Efforts to ban or significantly limit abortion in Florida have long been a fractious endeavor: Though legislators have filed bills nearly every year in the last decade seeking to restrict or prohibit the procedure, they have been met with at best limited success.
This year, with a new governor and three new conservative justices he has appointed to the state Supreme Court, some lawmakers are hoping a proposal to significantly limit when abortions can be done might help sway colleagues into supporting the bill.
HB 235 and SB 792, filed by Rep. Mike Hill of Pensacola and Sen. Dennis Baxley of Ocala — both Republicans — would ban abortions once a fetal heartbeat can be detected via vaginal ultrasound, which can be as early as six weeks. The proposed “heartbeat” bill has been taken up — and in some cases passed — in a handful of other states, though those that have passed and been signed have drawn legal challenges, notably North Dakota’s, struck down by the U.S. Supreme Court in 2015.
Hill and Baxley say that the new conservative justices at the state and federal level might make the courts more friendly to reconsidering the existing standards permitting abortion — and that a legal challenge is indeed necessary to change state and federal law. It is another example of how lawmakers are increasingly looking to the courts to help advance their policy agenda, and how a friendlier bench on the high court has emboldened them to revive perennial issues.
“I think it requires being challenged, if it’s to pass, if it’s to change the big picture,” said Baxley, adding: “I don’t think it’ll have a problem attracting one.”
Abortions can currently be performed in Florida up to 24 weeks, in accordance with state and federal law, including the U.S. Supreme Court Roe v. Wade decision in 1973 that prohibits an “undue burden” on abortions before a fetus is viable.
Gov. Ron DeSantis, when campaigning, said he would support and sign a fetal heartbeat bill if it crossed his desk. But to get there, the bill would have to clear the long-running legislative hesitation to tackle the issue. The bill is not a top legislative priority and though it has been assigned to committees, both bills are still awaiting a hearing.
Though some legislators have tried for several years in Tallahassee to either ban or restrict abortion, significant limitations on when abortions can be performed during a pregnancy have failed in the past. Some bills filed in recent years to ban abortions outright have failed to clear legislative committees or be heard at all.
Most of the bills that have passed on abortion have instituted restrictions on what is required to obtain or perform the procedure. A 2016 bill that would have instituted waiting periods before obtaining abortions, for example, almost immediately drew a tangled, ongoing challenge.
And even if conservative justices might seem more inclined to take up a banner issue like abortion, they may be reluctant to so dramatically change existing precedent immediately.
“On an intensely political issue like abortion, I think it’s not likely most judges want to look like they completely overhauled the law without some kind of buildup,” said Florida State University professor Mary Ziegler, who has written on reproductive law. She added that “overturning everything quickly” might be perceived as a threat to the “institutional legitimacy of the court” and make them look more partisan.
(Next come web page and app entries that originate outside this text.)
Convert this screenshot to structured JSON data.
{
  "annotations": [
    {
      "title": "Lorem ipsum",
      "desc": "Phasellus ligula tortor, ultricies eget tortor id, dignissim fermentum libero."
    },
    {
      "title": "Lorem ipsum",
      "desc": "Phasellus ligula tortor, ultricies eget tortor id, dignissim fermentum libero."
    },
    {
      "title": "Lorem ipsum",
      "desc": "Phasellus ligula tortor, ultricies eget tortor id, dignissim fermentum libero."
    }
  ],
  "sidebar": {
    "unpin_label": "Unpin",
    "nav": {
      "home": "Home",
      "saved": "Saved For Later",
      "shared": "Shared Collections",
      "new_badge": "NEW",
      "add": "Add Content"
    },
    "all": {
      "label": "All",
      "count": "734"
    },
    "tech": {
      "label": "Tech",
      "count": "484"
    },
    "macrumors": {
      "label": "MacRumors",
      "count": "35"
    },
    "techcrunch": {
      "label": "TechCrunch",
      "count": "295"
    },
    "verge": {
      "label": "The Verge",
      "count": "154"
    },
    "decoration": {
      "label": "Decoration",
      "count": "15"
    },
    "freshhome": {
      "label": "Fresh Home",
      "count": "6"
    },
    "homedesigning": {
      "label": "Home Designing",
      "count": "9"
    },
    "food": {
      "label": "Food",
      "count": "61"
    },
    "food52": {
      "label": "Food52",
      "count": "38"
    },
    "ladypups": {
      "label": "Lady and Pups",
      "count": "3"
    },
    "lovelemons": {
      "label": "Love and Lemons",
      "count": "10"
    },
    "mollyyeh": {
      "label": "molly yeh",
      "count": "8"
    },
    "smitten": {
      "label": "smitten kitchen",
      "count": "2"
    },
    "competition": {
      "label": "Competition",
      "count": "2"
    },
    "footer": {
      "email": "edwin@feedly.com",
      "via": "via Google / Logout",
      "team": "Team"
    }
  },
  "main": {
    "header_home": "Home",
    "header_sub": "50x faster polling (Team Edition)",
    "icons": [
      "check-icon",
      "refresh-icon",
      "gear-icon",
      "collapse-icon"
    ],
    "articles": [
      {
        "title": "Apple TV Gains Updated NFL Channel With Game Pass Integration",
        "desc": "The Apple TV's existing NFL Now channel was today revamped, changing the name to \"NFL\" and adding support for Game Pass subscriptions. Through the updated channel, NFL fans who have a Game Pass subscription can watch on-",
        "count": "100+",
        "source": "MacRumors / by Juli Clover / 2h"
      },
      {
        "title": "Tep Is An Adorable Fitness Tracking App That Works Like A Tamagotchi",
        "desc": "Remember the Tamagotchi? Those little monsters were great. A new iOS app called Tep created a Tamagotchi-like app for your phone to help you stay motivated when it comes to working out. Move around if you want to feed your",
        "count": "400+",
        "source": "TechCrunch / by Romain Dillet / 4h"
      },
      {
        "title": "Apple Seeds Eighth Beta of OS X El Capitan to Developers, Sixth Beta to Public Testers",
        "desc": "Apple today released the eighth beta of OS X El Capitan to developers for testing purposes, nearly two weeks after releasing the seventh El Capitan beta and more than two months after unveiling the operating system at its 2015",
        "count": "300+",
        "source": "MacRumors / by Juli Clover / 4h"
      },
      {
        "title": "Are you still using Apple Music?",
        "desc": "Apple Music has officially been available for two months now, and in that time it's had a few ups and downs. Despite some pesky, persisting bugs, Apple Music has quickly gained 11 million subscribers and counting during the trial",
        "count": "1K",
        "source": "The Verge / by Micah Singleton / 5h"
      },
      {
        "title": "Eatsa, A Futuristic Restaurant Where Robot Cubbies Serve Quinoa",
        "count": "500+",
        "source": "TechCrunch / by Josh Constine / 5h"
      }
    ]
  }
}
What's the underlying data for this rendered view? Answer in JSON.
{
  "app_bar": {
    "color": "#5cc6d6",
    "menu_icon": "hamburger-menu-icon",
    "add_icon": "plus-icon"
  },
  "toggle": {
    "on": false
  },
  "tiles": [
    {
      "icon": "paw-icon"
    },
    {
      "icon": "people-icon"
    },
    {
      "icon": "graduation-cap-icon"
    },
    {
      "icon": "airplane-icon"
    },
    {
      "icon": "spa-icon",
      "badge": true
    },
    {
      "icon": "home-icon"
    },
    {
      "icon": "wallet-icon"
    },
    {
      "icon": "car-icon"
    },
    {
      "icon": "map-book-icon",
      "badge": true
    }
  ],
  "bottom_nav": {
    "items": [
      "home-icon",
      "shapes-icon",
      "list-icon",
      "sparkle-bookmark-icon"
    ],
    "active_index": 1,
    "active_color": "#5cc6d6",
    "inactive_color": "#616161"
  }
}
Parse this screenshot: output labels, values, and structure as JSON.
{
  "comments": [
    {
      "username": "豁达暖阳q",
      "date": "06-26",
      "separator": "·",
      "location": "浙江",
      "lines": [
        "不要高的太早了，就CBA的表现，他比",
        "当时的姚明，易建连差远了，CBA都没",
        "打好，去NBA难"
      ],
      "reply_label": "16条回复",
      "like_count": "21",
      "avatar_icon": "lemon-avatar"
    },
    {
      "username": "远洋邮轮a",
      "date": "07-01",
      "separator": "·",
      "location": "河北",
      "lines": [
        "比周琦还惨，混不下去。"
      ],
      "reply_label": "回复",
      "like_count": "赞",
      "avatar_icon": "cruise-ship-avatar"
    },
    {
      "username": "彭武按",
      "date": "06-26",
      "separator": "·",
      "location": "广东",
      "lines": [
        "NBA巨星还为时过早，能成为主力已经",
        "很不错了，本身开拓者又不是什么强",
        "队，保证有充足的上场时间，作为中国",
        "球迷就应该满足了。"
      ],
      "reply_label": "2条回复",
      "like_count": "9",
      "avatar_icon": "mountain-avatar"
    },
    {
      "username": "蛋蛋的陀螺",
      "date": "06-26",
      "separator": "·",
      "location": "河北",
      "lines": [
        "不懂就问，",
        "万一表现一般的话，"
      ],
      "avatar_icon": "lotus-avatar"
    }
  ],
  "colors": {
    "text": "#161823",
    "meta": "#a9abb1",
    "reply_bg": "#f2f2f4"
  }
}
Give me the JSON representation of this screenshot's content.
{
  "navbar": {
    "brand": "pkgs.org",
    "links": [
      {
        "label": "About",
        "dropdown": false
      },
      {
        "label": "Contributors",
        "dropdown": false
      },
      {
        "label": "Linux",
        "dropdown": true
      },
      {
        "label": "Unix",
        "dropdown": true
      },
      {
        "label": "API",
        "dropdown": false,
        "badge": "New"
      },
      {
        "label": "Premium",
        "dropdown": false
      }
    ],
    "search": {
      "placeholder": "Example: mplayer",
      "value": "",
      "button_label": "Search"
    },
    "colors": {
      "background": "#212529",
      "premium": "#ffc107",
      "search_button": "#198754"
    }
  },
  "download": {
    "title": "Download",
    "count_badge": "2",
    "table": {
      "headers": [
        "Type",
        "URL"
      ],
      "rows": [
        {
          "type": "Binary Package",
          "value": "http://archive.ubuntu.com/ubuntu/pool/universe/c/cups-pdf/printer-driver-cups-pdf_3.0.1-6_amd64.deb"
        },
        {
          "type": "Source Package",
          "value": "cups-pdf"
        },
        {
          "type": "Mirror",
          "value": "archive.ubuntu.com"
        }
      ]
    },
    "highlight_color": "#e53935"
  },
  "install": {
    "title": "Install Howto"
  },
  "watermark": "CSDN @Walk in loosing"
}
“I think that there’s obviously always been an appetite for bills like this because many abortion opponents see abortion as violent and homicide,” she added. “Whether you can have that much social change in that short a time is still a pretty open question.”
But pro-choice opponents to the bill are nevertheless alarmed, and have taken particular issue with the fact that many women do not learn they are pregnant that early. They say such an early bar for performing abortions would amount to a wholesale ban on the procedure.
“In terms of this year, yes, there is definitely a heightened concern,” said Laura Goodhue, executive director of the Florida Alliance of Planned Parenthood Affiliates. “This is a bill that would take a woman’s options away before she even knows she’s pregnant — we do see this as one of the most extreme attempts. … There’s definitely clear precedent that this is unconstitutional.”
A less aggressive abortion bill filed this year, SB 558, would ban abortions after 20 weeks, said Sen. Joe Gruters, R-Sarasota, who filed the legislation. But that bill has no House sponsor, which likely dooms its chances of passage without a companion in the opposite chamber.
“A lot of times people want the all-or-nothing deal, in politics today,” Gruters said, noting he’d vote for the heartbeat bill if it came before him. “I just don’t think it’s going to pass.”
He said he was hopeful that the new judicial landscape might persuade lawmakers who had otherwise considered bills on abortion to be dead on arrival to support some kind of legislation, but cast his legislation as a more incremental and more likely to be successful approach, citing the Legislature’s recent reticence to pass aggressive limitations.
Gruters, who chairs the state Republican Party, also noted that controversial issues like abortion, which he said are not broadly top priorities for voters, make it “hard to justify all the members take some of these difficult votes.”
“I don’t know if there’s a strong push to have any of these bills heard this cycle.”
But Baxley, the heartbeat bill’s sponsor, said he was still hoping fellow lawmakers would consider the bill.
“People didn’t want to talk about it, I understand that. It’s hard to ask your fellow members when things are very divisive in their community to vote for something like this, but at the same time, that’s what leading is all about.”